brm(..., prior=prior). Mostly as regularization. There is so much data that most priors will be overwhelmed.
# See which priors you can set for this model get_prior(rt ~ condition + (1|id), speed_acc, family = shifted_lognormal()) # Define them prior = c( set_prior('normal(-1, 0.5)', class = 'Intercept'), # around exp(-1) = 0.36 secs set_prior('normal(0.4, 0.3)', class = 'sigma'), # SD of individual rts in log-units set_prior('normal(0, 0.3)', class = 'b'), # around exp(-1) - exp(-1 + 0.3) = 150 ms effect in either direction set_prior('normal(0.3, 0.1)', class = 'sd') # some variability between participants )
I would probably also have checked that the pre-processing worked by plotting the response distributions of a few participants:
data_plot = filter(data, id %in% c(1, 8, 15)) ggplot(data_plot, aes(x=rt)) + geom_histogram(aes(fill=condition), alpha=0.5, bins=60) + facet_grid(~id) + # One panel per id coord_cartesian(xlim=c(0, 1.6)) # Zoom in
Throughout this document, I have used a simple model:
rt ~ condition to demo code. For real-world data, you probably know a lot more about the data generating process. This is a better typical recipe:
rt ~ condition + covariates + (condition | id) + (1|nuisance)
This could be an example of using this recipe:
rt ~ congruent + trial_no + bad_lag1 + (congruent|id) + (1|counterbalancing)
Let’s unpack this:
condition is our contrast of interest. This can be a variable coded as congruent/incongruent, the number of items in a visual search, or something else. It can also be an interaction. I just did an analysis where I had a
congruent:condition term to model a congruency effect per condition.
covariates could be, e.g.,
trial_no + bad_lag1, i.e., the effect of time (people typically get faster with practice) and longer RTs on the first trial in a block (you need to code this variable). It is often a good idea to these to help the model fit, and to them (possible for continuous and binary predictors) so that the effect of
condition represents the mean of the other conditions rather than a certain combination. You can use
scale to scale and center.
(condition | id) models the expected individual differences in general
rt, and allows the effect of
condition to vary between participants. The practical effect of specifying a random effect rather than a fixed
condition:id effect is that you get shrinkage in the former, naturally imposing a bit of control for outliers. Unfortunately, complicated random effects sometimes increase computation time considerably.
(1 | nuisance) is a way to let the model “understand” a structure in the data, without having it affect the fixed parameter estimates. If you have a factorial design, the otherwise non-modeled design variables would generally go here.
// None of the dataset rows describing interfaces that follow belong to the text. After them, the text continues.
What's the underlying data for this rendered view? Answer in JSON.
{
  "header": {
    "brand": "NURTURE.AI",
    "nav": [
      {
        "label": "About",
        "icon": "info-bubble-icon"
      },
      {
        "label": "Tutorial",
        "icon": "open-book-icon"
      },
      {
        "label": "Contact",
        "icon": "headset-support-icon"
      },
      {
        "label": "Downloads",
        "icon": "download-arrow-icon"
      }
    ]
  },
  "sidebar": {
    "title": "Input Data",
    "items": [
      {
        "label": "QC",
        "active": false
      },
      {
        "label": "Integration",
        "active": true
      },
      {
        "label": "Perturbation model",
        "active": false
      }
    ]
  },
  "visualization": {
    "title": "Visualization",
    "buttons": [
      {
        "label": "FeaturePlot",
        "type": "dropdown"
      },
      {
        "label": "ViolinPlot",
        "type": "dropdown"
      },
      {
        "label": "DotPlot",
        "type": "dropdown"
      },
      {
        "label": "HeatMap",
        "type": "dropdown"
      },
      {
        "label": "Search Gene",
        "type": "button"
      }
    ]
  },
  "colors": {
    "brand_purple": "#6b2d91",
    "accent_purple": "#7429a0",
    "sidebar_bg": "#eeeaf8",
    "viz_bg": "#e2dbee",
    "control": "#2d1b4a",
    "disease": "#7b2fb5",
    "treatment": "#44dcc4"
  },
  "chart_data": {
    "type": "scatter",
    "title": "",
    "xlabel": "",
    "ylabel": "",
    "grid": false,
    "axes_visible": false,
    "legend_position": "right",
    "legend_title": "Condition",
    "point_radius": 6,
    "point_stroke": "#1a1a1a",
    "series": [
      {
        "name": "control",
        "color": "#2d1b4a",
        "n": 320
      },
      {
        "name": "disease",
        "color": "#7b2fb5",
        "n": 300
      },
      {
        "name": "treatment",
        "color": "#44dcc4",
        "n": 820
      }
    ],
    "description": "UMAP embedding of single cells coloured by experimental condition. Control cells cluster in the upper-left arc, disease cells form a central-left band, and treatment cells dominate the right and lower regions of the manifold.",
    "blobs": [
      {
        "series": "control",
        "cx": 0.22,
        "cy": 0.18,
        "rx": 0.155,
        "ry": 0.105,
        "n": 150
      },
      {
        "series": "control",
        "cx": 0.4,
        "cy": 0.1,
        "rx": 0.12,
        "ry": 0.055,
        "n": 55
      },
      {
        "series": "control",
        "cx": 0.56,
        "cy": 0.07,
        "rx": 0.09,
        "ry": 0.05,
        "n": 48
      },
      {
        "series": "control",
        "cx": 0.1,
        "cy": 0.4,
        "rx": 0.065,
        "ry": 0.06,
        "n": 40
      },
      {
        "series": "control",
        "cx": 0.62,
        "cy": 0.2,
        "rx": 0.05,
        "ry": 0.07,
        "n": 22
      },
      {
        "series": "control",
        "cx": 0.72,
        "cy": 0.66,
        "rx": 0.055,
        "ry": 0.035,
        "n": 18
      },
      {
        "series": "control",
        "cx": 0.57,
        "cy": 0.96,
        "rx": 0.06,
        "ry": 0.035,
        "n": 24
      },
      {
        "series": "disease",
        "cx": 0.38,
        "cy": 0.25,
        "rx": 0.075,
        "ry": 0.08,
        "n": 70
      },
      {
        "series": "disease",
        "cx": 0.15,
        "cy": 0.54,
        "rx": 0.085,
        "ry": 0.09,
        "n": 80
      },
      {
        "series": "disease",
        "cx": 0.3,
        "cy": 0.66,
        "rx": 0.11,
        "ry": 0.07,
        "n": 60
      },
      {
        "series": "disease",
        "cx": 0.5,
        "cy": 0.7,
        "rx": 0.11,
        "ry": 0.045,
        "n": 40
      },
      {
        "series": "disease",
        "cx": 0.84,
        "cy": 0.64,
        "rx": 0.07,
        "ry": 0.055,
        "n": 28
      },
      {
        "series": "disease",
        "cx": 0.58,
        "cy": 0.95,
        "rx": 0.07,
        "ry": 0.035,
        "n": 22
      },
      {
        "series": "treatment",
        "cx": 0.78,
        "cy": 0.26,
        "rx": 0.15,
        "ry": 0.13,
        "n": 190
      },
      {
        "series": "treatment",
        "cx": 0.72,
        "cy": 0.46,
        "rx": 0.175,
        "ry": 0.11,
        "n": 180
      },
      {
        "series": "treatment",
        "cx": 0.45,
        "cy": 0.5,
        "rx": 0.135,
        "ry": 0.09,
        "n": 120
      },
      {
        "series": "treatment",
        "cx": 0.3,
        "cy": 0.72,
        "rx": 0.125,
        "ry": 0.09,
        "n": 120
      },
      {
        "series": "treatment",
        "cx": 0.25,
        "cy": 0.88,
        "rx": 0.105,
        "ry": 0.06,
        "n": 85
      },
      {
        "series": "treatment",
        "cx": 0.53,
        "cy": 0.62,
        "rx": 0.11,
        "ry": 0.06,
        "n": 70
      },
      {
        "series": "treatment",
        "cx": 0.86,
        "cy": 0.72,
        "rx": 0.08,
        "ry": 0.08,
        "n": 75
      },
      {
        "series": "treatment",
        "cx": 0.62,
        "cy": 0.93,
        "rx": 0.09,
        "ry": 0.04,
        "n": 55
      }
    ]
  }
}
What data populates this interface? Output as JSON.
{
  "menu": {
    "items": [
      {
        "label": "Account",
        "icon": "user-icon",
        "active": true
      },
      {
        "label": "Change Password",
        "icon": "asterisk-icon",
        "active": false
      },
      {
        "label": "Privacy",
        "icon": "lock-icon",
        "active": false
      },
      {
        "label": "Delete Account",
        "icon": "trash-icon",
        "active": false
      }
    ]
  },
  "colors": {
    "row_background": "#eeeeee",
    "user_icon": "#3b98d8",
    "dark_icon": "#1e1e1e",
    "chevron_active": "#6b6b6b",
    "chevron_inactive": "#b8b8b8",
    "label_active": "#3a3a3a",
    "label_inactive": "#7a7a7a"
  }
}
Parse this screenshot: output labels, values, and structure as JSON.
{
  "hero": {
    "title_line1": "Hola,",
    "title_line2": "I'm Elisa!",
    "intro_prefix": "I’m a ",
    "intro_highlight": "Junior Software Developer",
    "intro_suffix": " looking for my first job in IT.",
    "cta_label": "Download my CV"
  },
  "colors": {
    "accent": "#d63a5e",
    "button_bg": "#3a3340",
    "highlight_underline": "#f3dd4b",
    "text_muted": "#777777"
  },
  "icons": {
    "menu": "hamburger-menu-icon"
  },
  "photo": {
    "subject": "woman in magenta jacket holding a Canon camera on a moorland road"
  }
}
Some distributions are parameterized using rate which is the inverse of location center.↩
Many distributions include a shape parameter, but since all RT distributions have approximately the same shape, I’d rather pick a distribution which inherently has the “right” shape, than model this using a parameter.↩